Microeconomics basically deals in individual concepts such as consumer’s demand, producer’s supply, factors of production, etc. One of the major phenomena that is targeted by microeconomists, is the behavior of consumers, which in economic terms is also known as ‘demand’. Factors such as income of consumers, spending psychology, and alternative resources to satisfy needs are also targeted.
The principle of diminishing marginal utility, is based upon three important psychological and economic concepts: consumption, utility, and satisfaction. These are based upon the platform of ‘marginalist theory’ and ‘paradox of value theory’, and were developed and explained by classical economist Adam Smith (who authored the famous book Wealth of Nations). Many classical and neoclassical economists, refined and propagated this ‘paradox’, which has evolved to what we today know as the Law of Diminishing Marginal Utility. Credit for development of the three basic laws of economics, namely, Law of Demand, Law of Supply, and Law of Diminishing Marginal Utility (which are the platforms of almost all economic concepts that we use today) goes to the neoclassical economists- David Ricardo, Friedrich Von Wieser, and Alfred Marshall. These consumption theories, that have been formed to solve the problem of scarcity, have evolved from the times of Aristotle to the modern era.
What is Utility?
It is human nature to demand things to satisfy needs.
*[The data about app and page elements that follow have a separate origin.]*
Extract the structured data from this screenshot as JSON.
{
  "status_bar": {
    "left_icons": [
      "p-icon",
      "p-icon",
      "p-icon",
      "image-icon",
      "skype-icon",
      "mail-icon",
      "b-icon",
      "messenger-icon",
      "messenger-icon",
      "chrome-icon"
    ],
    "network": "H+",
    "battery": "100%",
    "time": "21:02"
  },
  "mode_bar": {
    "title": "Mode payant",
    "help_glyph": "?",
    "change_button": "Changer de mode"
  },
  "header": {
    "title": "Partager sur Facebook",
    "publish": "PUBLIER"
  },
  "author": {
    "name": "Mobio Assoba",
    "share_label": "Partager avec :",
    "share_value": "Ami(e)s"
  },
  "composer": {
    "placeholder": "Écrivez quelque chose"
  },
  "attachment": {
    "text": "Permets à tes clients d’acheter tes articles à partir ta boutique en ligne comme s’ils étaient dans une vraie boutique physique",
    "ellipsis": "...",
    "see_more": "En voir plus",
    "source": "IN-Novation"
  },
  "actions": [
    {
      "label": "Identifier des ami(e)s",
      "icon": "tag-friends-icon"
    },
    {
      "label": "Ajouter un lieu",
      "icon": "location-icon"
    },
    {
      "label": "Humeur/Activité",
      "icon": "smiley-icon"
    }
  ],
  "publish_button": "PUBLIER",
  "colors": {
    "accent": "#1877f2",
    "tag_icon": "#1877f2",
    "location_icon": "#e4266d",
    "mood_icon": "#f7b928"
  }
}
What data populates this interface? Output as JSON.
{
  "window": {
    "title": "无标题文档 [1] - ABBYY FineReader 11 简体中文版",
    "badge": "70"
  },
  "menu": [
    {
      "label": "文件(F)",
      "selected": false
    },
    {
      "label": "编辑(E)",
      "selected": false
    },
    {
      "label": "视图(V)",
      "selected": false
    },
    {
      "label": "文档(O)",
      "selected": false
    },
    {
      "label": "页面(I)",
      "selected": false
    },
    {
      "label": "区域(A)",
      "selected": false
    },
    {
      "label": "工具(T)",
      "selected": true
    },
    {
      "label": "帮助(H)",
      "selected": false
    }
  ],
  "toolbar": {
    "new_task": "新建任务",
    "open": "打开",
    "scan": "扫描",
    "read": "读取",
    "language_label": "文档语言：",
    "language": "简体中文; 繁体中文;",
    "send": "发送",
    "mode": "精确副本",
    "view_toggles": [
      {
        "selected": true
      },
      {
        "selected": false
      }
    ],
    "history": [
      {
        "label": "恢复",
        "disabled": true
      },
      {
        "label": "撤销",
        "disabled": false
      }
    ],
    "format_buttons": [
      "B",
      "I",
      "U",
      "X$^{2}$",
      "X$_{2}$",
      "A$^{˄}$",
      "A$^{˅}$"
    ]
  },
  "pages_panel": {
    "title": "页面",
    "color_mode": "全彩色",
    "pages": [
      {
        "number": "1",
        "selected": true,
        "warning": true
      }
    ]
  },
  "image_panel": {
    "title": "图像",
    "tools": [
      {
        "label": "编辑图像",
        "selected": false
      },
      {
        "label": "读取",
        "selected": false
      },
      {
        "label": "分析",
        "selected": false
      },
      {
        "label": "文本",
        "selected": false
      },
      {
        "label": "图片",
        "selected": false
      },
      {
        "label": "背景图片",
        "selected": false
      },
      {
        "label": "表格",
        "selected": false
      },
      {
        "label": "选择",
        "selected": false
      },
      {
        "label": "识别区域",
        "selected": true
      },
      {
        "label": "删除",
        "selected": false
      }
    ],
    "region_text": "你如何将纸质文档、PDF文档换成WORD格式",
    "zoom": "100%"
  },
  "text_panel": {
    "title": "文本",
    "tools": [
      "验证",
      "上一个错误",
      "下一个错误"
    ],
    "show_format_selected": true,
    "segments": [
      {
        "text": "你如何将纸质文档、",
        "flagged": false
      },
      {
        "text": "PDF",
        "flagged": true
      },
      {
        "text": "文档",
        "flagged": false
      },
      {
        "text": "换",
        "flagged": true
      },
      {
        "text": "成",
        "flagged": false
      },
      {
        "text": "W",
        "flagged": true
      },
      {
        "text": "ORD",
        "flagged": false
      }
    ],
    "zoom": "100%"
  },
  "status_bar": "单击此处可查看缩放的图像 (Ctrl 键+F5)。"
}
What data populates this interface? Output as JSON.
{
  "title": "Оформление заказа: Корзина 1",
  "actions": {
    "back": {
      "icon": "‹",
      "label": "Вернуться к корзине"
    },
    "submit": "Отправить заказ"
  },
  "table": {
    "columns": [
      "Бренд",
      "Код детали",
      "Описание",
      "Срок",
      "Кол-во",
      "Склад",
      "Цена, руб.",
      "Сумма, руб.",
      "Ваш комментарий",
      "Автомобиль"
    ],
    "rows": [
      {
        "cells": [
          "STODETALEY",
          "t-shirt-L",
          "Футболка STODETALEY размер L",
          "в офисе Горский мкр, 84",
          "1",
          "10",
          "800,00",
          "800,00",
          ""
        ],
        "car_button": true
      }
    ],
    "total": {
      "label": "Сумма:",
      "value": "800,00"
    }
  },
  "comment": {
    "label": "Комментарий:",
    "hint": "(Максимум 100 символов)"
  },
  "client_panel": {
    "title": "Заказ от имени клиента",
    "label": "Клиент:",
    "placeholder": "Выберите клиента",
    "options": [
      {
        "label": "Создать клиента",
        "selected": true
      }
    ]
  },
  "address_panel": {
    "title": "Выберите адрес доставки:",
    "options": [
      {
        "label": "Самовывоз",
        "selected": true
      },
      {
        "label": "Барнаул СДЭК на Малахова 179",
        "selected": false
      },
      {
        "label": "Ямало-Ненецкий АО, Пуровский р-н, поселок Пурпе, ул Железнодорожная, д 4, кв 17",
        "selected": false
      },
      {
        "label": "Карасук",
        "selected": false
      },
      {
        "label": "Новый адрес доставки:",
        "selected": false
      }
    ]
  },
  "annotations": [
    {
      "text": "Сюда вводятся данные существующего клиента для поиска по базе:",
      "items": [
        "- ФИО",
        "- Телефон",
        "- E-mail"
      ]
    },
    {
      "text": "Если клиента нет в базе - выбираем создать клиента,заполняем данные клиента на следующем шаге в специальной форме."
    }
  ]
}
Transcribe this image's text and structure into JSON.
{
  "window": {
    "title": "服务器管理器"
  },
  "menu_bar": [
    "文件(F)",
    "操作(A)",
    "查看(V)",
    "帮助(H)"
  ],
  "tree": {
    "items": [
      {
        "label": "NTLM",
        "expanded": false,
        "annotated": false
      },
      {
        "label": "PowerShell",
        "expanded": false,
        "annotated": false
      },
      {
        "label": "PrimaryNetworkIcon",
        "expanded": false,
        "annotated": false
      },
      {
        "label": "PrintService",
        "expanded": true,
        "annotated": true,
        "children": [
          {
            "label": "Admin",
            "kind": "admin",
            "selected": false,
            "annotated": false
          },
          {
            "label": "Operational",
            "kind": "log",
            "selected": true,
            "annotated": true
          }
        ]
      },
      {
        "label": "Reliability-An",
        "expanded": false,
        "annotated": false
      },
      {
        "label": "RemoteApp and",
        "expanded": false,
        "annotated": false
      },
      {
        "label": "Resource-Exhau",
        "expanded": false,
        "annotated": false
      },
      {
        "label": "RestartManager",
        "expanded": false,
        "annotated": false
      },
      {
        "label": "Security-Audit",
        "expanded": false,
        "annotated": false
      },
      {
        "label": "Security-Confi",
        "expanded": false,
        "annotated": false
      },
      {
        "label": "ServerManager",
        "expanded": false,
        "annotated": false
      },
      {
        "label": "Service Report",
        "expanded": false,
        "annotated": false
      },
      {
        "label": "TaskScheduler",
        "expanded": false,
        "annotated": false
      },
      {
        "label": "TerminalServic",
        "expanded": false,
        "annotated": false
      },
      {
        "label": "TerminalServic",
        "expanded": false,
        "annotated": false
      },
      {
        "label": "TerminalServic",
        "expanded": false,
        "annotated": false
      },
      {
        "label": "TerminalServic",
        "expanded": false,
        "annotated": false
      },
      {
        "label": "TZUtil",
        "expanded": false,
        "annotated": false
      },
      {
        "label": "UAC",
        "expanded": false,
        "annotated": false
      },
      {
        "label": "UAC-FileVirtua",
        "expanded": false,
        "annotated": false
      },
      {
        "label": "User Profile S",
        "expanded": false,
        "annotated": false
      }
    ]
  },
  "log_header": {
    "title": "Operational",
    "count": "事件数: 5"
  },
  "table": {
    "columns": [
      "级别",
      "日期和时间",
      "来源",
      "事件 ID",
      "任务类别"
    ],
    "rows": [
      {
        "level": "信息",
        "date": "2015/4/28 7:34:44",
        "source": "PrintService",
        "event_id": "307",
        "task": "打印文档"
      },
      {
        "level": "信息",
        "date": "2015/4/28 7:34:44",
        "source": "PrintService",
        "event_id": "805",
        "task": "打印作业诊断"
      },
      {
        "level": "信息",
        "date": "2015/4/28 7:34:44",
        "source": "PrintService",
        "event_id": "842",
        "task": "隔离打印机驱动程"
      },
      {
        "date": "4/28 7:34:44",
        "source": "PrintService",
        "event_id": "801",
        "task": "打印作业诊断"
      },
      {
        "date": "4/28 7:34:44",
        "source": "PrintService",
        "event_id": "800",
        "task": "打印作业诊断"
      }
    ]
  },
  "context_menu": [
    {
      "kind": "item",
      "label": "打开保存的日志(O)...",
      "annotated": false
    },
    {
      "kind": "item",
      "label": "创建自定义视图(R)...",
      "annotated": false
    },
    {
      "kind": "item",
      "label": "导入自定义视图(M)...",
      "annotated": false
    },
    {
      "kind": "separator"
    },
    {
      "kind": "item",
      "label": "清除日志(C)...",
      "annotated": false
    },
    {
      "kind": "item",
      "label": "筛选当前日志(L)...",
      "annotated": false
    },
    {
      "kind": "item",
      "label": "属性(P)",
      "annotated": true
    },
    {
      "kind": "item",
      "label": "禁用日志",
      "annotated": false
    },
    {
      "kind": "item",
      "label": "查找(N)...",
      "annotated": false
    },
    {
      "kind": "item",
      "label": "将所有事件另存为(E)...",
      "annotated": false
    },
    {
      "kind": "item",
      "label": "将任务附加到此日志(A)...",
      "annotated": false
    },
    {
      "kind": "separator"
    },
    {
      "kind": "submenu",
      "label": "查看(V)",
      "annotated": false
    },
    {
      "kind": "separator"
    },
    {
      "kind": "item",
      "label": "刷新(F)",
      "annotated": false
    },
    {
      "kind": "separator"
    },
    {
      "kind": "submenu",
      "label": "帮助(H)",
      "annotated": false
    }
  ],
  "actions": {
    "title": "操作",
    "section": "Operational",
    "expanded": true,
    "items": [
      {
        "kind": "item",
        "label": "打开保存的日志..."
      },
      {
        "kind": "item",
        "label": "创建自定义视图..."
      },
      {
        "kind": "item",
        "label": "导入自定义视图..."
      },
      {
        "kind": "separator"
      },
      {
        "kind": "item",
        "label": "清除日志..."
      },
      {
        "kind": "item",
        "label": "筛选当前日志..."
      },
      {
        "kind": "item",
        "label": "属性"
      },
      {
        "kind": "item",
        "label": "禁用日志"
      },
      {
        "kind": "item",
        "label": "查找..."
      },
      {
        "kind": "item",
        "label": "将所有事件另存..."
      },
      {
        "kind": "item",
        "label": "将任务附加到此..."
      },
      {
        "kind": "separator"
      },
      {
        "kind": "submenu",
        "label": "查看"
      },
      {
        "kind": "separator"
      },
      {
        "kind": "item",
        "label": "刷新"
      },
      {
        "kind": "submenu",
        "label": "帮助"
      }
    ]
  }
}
The satisfaction that a person gets after consuming or using a specific commodity, is often termed as utility. The drawback of the usage of this term, is that it is not measurable with the help of any numerical unit. In cases where a commodity is to be used, such as a cell phone, it is measured in accordance with usefulness. In cases where consumption is present, it is observed in conformity with satisfaction after consumption. Thus, utility is quite a time bound, relative, and an abstract concept that depends upon the satisfaction and usefulness, that is felt after the consumption of successive commodities.
What is Diminishing Marginal Utility?
Adam Smith and Alfred Marshall were one of the first people, who pointed out to the psychology of diminishing utility. According to this concept, utility can be segregated into two different dimensions, namely total and marginal utility.
- Total Utility: It basically denotes the amount of utility that is derived by the consumer from all the stages of consumption, and it goes on increasing after successive consumption of units.
- Marginal Utility: It is more relative, as it indicates the utility that is derived upon the time-bound successive consumption of congruent units.
The accompanying graph is a small illustration, of the phenomenon of diminishing utility.
The Law Explained
The law states that “…under normal conditions, the marginal utility that is derived from the successive consumption of units goes on decreasing after a point of satiety, while the total utility goes on increasing at a diminishing rate, after the point of satiety is achieved…”. The diminishing marginal utility of income, is one of the most apt examples of utility that decreases for non-consumption (income is earned, and not consumed).
It can be concluded, that this law is applicable to all consumer goods and services. However, as a way of life, it is always better to adopt the utilitarianism mode of the consequentialism school of thought (propagated by Jeremy Bentham and John Stuart Mill), as it targets balancing wants and resources that are available to fulfill them.